Well, the scale was already broken in 3e since Ability Scores only went down to 1 (-5), but had no practical upper limit. It does seem like characters will have universally high scores in every ability compared to the current edition (which is boring) , but this could actually bring things closer to a real approximation of the game world's 'real' scale. Especially if they can get rid of most negative numbers in the process.
The ancestry feats are interesting certainly, but I think might be difficult to appreciate without knowing just what the races look like 'out of the box' as it were...
Also, will your average Small character be able to carry her own Waterskin/Rope/Tent, etc or will they still sometimes need big people to help with that?
If anything, I'm more concerned about excessive customisation resulting in the various classes and races losing their identity and being reduced to greyish blobs. At least that's the sensation thus far though, to be fair, Fighter and Rogue were always pretty flexible in that regard so I'll be watching the other Class previews closely over the coming weeks and months...
I haven't checked all of your math, but at best all of you illustrated is a (possibile) poor synergy between two unrelated feats. We simply don't have enough information about the new game to draw educated guesses much less conclusive data.
Ignore handringing by Martial characters. Critical failures NEED to count for meele & ranged attack rolls in Pathfinder 2E!

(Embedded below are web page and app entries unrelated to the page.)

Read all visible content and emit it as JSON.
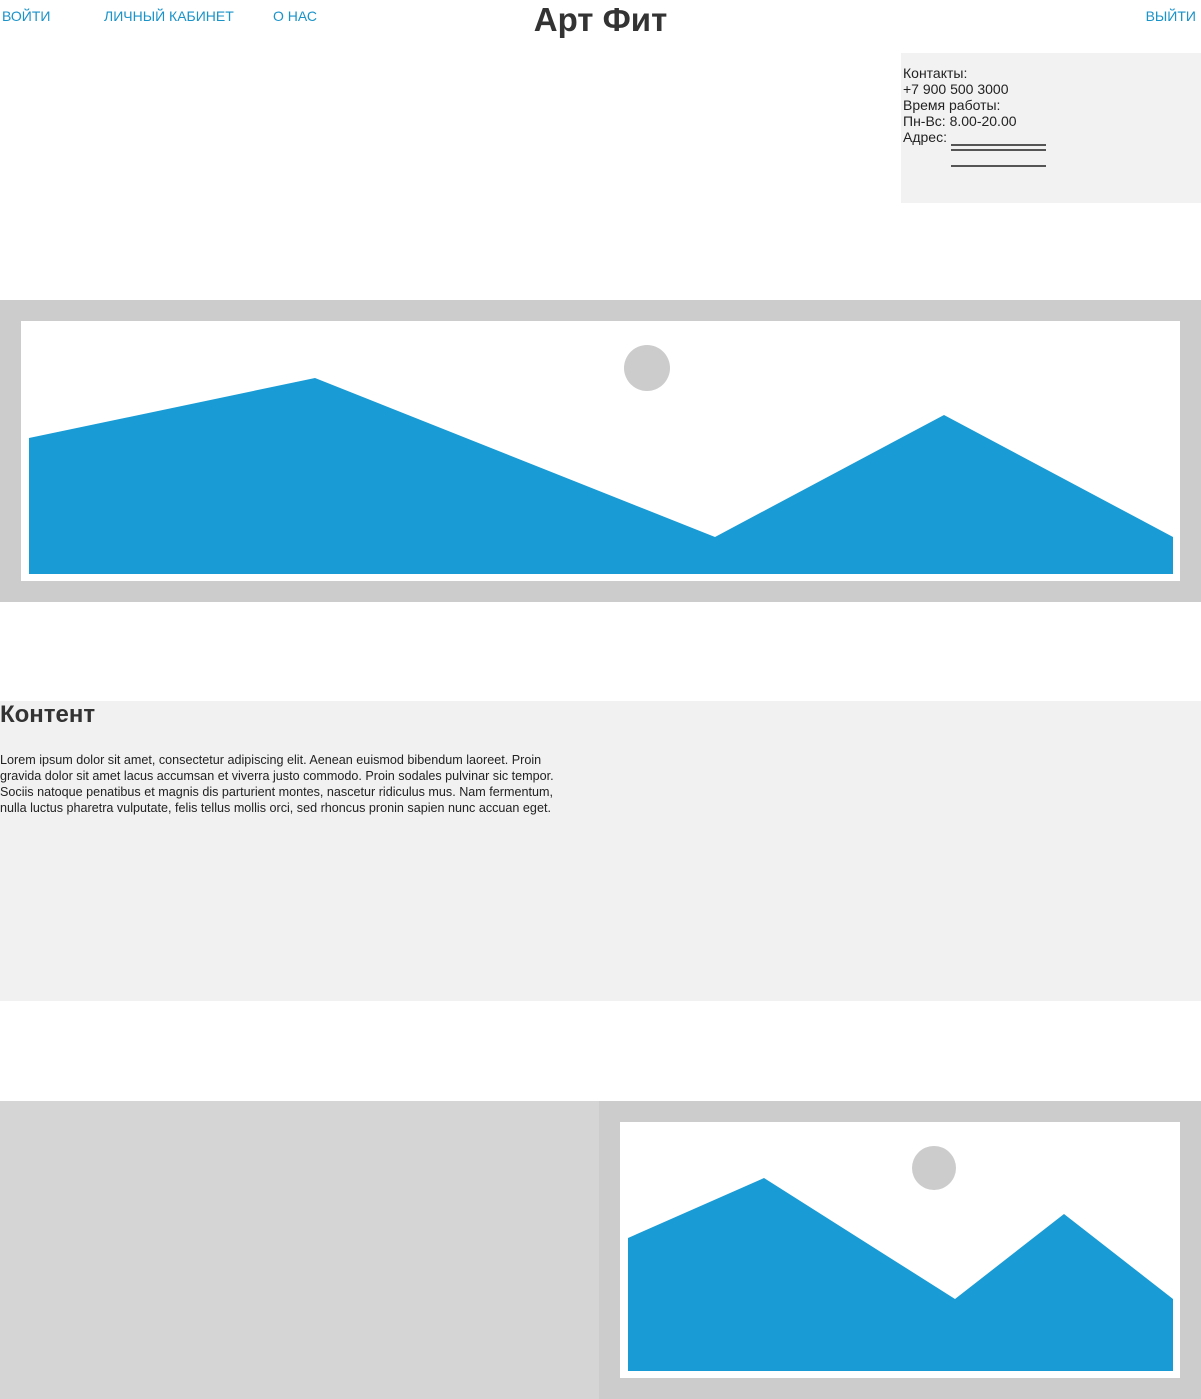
{
  "nav": {
    "login": "ВОЙТИ",
    "account": "ЛИЧНЫЙ КАБИНЕТ",
    "about": "О НАС",
    "logout": "ВЫЙТИ"
  },
  "site": {
    "title": "Арт Фит"
  },
  "contacts": {
    "label": "Контакты:",
    "phone": "+7 900 500 3000",
    "hours_label": "Время работы:",
    "hours_value": "Пн-Вс: 8.00-20.00",
    "address_label": "Адрес:"
  },
  "content": {
    "title": "Контент",
    "body": "Lorem ipsum dolor sit amet, consectetur adipiscing elit. Aenean euismod bibendum laoreet. Proin gravida dolor sit amet lacus accumsan et viverra justo commodo. Proin sodales pulvinar sic tempor. Sociis natoque penatibus et magnis dis parturient montes, nascetur ridiculus mus. Nam fermentum, nulla luctus pharetra vulputate, felis tellus mollis orci, sed rhoncus pronin sapien nunc accuan eget."
  },
  "colors": {
    "link": "#1a93c9",
    "placeholder_mountain": "#199bd5",
    "placeholder_sun": "#cccccc",
    "band_gray": "#cccccc",
    "section_gray": "#f1f1f1"
  },
  "icons": {
    "hero": "image-placeholder-icon",
    "bottom": "image-placeholder-icon"
  }
}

While fumbles can be fun in some systems, I don't think it fits well for PF - at least not as a core rule.
Critical success is easy - you do extra damage and maybe derive some other benefit as determined by the specific properties of the weapon being used so sword, club, bow or javelin are all roughly similar in this regard.
With a critical failure, however, you need to find something worse than missing, but also either universally applicable to all weapons or create a series of different possibilities for different weapons. Neither is particularly appealing.
The Raven Black wrote:
We'll see tomorrow what's been done with Halflings and Gnomes, but I think it's all likely related to matters of scale and simplifying movement. Now it looks like:Slow = 60 feet
Medium = 75 feet
Fast = 90 feet
Which gives a bit more granularity than the old 20/30 division
Janet Kuhlmann wrote:
Clerics, actually, healers of any type are in need of something...anything to make them interesting enough that people want to actually play them. It's like pulling teeth to find a healer for a game. Can we get something to make them a little more fun to play?
Not a problem I've experienced. Why do people think the Cleric's unpopular?
Historically, in D&D, the Cleric didn't select her spells - her Deity did. She could pray to be granted a particular set of spells each morning, but what she actually got was determined by the DM.
While this would undoubtedly beunpopular today, it did help compensate for the small number of spells per day as the DM could ensure that the character always had spells that would be useful on a given day.